Quote and Credit

Quote and Credit


Cross Written Correspondence Dull Tool Dim Bulb Greatest Hits


A 19th Century "cross written" letter. Cross writing was a technique to save paper when paper was scarce. Every scrap mattered at one time (this is dated 1823) so the writer, upon reaching the end of the page, would turn the paper 90 degrees and add a second layer of text. Once it becomes familiar, the mind adapts easily and cross written letters are surprisingly legible. Charles Darwin famously used the technique.

I have a cold, and the bandwidth is so clogged with "stay at home" shoppers, I didn't want to sit here and upload images. This is a repost from a few years ago.

Original Post from Dull Tool Dim Bulb the Daily Blog

Early 19th Century Cross Writing letter, Collection Jim Linderman


  1. I really like this. I do a lot of typographic design and wonder, now, if I could convince a client to let me layout a book like this (I like the frugality aspect, tho I'm not sure I could convince...) I do collect handwriting and have never come across anything like this before. Thanks for posting!

  2. Love it! I found this image on your blog by doing a search. I've read that this was how letters were written during Jane Austen's time. But when they adapt one of Austen's novels to a movie or TV series, the props they use for the letters (and there is much letter-writing going on among Austen's characters!) are never cross written! I can understand a wealthy character like Mr. Darcy having the pages of stationery to write to Elizabeth.

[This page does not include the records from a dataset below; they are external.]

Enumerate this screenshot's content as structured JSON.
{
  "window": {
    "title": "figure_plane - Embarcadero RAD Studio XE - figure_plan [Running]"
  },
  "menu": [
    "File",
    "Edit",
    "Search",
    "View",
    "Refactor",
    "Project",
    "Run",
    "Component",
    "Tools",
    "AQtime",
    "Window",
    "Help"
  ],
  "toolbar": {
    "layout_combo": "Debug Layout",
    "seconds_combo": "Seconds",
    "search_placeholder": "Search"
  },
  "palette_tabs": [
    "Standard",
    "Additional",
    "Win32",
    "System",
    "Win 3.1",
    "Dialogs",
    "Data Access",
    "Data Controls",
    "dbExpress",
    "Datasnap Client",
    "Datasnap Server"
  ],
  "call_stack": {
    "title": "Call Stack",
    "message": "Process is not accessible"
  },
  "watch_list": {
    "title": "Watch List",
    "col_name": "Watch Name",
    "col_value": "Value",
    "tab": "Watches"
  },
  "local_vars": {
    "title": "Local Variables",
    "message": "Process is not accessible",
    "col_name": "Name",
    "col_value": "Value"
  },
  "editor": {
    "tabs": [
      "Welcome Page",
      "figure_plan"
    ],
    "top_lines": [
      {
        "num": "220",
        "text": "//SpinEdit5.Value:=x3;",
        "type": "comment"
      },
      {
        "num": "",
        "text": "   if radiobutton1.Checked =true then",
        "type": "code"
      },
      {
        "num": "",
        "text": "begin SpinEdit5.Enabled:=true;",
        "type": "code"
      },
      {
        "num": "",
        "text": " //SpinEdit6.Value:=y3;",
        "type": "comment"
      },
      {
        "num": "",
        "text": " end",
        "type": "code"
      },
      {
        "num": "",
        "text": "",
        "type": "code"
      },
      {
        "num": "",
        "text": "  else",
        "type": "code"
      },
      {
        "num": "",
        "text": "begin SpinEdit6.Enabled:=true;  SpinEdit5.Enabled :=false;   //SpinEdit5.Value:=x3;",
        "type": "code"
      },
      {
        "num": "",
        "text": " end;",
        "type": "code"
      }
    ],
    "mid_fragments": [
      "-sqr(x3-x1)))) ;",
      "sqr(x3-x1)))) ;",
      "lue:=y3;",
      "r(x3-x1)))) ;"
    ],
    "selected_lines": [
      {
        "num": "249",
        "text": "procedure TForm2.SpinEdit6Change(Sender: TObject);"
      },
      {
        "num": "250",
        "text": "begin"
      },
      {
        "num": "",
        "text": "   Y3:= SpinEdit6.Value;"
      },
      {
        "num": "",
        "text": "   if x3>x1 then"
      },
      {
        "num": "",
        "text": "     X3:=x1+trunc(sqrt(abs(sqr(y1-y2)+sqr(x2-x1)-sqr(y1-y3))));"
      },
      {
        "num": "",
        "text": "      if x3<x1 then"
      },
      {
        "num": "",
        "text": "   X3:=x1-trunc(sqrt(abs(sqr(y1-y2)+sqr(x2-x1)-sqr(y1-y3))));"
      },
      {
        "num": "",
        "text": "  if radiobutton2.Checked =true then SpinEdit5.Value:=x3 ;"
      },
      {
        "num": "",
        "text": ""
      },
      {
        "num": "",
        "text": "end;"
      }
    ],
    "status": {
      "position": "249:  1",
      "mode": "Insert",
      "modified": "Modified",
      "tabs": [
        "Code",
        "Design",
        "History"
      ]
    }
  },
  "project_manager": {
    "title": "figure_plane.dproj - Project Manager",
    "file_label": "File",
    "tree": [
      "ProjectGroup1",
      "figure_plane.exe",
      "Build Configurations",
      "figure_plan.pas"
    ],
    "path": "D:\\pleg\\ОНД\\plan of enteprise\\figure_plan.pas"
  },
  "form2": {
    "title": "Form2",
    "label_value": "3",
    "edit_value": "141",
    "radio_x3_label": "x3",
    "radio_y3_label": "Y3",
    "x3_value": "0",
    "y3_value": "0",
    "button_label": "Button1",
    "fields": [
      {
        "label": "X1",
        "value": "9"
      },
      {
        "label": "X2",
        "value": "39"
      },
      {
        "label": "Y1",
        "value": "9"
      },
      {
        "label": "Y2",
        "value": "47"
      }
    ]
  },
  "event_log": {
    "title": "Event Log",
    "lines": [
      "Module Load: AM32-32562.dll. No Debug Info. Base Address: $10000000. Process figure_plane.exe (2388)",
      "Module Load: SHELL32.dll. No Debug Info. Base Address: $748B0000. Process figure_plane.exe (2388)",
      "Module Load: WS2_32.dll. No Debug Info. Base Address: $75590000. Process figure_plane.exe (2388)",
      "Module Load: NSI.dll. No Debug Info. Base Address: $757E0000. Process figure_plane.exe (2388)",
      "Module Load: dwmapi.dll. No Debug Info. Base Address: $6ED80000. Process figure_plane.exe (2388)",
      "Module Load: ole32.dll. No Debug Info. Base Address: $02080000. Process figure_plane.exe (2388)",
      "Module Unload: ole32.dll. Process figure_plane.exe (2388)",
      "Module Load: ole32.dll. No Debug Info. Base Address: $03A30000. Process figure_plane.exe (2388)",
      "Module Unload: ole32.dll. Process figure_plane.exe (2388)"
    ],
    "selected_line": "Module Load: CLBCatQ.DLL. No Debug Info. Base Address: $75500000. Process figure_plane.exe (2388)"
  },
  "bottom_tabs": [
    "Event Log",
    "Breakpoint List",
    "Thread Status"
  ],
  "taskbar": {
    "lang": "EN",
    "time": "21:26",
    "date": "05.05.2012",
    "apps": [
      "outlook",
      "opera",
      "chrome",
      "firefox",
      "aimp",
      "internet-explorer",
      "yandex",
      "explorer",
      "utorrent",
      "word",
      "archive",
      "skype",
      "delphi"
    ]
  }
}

But surely almost all the other characters had to conserve their paper, write all the way to the edges, and cross write.